▶ _Task details_
Find each line below where the word "icon" occurs, and copy it.

▶ _Material for this task_
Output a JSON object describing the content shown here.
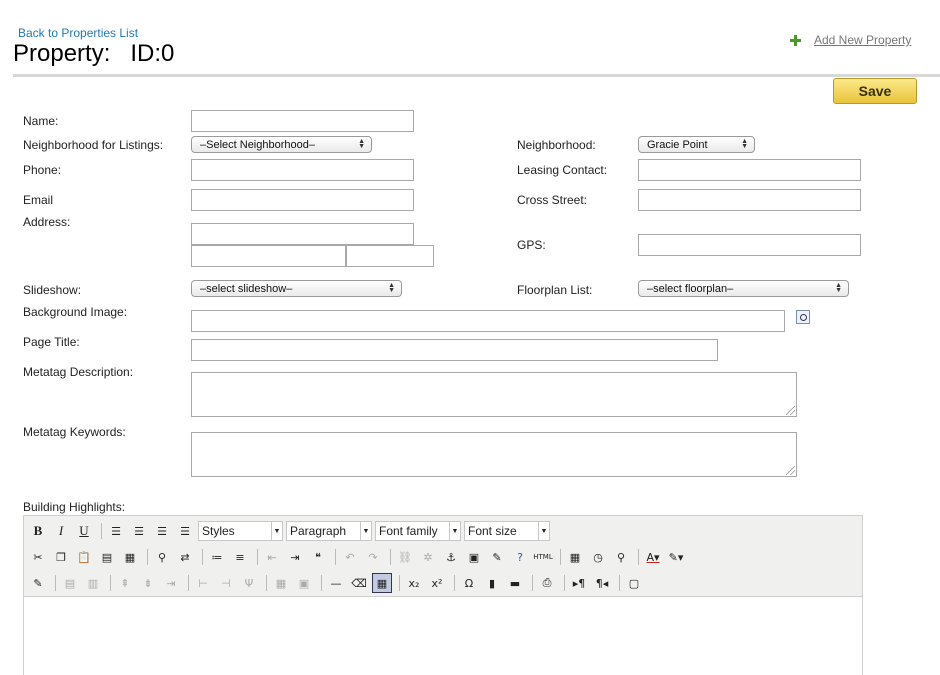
{
  "header": {
    "back_link": "Back to Properties List",
    "title": "Property:   ID:0",
    "add_new_property": "Add New Property",
    "save_label": "Save"
  },
  "form": {
    "name_label": "Name:",
    "neighborhood_listings_label": "Neighborhood for Listings:",
    "neighborhood_listings_value": "–Select Neighborhood–",
    "neighborhood_label": "Neighborhood:",
    "neighborhood_value": "Gracie Point",
    "phone_label": "Phone:",
    "leasing_contact_label": "Leasing Contact:",
    "email_label": "Email",
    "cross_street_label": "Cross Street:",
    "address_label": "Address:",
    "gps_label": "GPS:",
    "slideshow_label": "Slideshow:",
    "slideshow_value": "–select slideshow–",
    "floorplan_label": "Floorplan List:",
    "floorplan_value": "–select floorplan–",
    "background_image_label": "Background Image:",
    "page_title_label": "Page Title:",
    "meta_description_label": "Metatag Description:",
    "meta_keywords_label": "Metatag Keywords:",
    "building_highlights_label": "Building Highlights:"
  },
  "editor": {
    "styles": "Styles",
    "format": "Paragraph",
    "font_family": "Font family",
    "font_size": "Font size",
    "bold": "B",
    "italic": "I",
    "underline": "U",
    "html_label": "HTML"
  }
}
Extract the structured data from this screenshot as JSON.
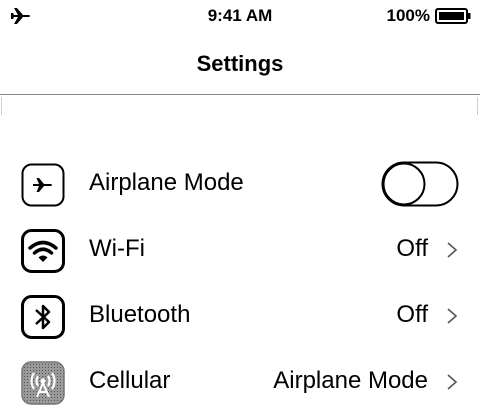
{
  "status_bar": {
    "time": "9:41 AM",
    "battery_percent": "100%",
    "airplane_icon": "airplane-icon",
    "battery_icon": "battery-full-icon"
  },
  "nav": {
    "title": "Settings"
  },
  "rows": [
    {
      "label": "Airplane Mode",
      "icon": "airplane-mode-icon",
      "control": "toggle",
      "toggle_on": false
    },
    {
      "label": "Wi-Fi",
      "icon": "wifi-icon",
      "value": "Off",
      "control": "disclosure"
    },
    {
      "label": "Bluetooth",
      "icon": "bluetooth-icon",
      "value": "Off",
      "control": "disclosure"
    },
    {
      "label": "Cellular",
      "icon": "cellular-icon",
      "value": "Airplane Mode",
      "control": "disclosure"
    }
  ]
}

▶ _Answer section_
    "airplane_icon": "airplane-icon",
    "battery_icon": "battery-full-icon"
      "icon": "airplane-mode-icon",
      "icon": "wifi-icon",
      "icon": "bluetooth-icon",
      "icon": "cellular-icon",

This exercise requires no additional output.